WORK ORDER:
Please state how many lines in the records below contain the word "prices", giving only the number.

[Opening SUPPLIED DATA section]

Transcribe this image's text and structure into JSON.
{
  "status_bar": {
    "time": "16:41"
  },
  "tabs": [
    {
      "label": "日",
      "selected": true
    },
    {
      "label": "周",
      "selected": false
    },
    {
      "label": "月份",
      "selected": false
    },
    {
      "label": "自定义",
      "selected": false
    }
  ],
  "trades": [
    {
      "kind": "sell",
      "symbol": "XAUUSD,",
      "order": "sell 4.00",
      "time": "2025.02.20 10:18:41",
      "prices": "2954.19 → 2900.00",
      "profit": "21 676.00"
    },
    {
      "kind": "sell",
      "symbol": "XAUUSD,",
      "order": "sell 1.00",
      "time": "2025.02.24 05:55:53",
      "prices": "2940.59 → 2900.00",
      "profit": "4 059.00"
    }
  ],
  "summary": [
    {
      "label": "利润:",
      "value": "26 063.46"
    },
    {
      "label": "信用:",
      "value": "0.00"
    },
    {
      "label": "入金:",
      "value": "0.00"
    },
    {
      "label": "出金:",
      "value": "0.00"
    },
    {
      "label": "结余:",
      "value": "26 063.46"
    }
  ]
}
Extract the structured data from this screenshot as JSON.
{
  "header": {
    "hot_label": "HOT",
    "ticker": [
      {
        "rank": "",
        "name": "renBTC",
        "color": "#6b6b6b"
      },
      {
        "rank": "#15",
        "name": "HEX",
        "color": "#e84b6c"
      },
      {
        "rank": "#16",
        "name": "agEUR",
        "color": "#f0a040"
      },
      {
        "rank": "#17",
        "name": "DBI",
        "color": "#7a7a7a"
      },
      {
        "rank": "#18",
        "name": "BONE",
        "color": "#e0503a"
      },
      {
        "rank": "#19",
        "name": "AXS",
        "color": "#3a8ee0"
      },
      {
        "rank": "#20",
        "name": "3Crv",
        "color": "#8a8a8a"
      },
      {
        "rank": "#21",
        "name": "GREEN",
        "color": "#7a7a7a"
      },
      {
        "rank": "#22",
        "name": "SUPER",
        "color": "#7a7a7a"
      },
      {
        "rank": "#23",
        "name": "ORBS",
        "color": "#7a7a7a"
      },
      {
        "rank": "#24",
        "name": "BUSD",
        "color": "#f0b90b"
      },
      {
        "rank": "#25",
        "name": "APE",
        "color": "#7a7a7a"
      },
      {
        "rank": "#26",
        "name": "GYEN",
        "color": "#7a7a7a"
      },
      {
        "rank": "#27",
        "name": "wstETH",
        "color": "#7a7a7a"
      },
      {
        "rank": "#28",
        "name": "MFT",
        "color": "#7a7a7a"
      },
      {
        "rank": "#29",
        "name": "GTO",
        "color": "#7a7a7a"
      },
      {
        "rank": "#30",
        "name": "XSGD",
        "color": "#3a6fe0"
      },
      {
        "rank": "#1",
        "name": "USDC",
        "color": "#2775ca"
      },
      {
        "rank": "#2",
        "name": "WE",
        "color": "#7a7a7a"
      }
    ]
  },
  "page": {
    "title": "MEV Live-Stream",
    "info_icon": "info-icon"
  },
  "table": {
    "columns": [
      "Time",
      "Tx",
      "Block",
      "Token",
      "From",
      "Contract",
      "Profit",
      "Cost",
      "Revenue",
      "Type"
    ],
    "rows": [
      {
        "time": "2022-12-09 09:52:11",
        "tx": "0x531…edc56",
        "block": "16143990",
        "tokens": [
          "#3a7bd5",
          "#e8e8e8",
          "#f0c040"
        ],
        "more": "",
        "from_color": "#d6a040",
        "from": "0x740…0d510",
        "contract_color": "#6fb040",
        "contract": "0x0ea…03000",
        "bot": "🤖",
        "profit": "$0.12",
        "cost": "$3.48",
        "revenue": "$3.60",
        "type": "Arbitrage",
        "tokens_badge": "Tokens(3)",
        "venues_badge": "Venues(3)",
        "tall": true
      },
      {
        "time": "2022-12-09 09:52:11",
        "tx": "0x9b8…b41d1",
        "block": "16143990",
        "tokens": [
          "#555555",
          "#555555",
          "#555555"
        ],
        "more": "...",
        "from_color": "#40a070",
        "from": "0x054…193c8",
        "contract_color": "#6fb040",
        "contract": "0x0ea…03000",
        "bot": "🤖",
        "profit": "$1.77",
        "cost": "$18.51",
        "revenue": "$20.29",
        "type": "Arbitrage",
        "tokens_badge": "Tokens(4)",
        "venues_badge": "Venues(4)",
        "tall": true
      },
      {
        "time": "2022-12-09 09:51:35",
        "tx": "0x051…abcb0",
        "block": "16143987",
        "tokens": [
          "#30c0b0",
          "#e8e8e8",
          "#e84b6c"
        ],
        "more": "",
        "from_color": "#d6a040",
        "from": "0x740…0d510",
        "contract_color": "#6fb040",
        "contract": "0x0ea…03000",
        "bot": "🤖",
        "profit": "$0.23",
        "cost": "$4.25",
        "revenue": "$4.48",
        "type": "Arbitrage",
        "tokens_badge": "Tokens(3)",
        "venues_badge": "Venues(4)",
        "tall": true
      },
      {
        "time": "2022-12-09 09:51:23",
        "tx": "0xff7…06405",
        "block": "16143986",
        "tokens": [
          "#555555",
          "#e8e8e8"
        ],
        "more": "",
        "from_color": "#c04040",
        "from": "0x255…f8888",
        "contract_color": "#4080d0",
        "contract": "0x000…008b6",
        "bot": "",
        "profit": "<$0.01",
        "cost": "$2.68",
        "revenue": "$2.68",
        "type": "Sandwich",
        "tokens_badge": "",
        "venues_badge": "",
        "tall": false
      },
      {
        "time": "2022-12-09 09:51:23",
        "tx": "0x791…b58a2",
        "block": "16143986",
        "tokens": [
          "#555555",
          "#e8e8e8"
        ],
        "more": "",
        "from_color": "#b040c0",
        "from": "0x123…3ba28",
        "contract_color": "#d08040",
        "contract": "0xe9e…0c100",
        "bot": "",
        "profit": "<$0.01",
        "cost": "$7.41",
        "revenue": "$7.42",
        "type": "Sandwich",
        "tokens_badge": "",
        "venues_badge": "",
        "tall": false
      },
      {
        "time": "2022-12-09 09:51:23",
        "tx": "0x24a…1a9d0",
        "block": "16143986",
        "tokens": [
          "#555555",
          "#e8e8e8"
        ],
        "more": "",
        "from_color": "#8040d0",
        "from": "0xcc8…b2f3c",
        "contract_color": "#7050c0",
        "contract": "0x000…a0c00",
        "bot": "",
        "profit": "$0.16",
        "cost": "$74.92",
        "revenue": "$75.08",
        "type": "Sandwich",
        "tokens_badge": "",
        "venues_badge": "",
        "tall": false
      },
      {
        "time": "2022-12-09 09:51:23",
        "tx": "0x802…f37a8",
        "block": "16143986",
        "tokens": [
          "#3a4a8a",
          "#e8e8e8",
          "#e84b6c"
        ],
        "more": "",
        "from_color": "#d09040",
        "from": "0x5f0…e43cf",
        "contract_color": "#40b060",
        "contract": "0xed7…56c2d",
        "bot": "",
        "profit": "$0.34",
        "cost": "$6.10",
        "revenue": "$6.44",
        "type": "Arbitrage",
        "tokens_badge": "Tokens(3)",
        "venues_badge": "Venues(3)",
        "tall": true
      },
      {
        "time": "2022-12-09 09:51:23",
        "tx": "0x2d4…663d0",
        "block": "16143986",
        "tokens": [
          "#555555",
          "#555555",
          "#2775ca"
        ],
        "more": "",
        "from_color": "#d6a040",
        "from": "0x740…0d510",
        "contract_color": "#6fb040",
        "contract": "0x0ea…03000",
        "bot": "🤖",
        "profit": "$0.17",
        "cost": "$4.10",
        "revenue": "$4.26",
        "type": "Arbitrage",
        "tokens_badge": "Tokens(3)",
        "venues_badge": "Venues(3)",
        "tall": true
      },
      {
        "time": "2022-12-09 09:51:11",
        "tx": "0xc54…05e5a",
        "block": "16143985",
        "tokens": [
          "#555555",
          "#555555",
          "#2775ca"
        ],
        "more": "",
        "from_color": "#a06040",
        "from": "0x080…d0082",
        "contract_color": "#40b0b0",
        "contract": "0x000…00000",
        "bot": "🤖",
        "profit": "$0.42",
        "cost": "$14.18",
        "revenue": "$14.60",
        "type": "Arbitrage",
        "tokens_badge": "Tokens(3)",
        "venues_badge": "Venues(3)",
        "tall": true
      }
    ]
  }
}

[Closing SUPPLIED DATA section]

SOLUTION:
2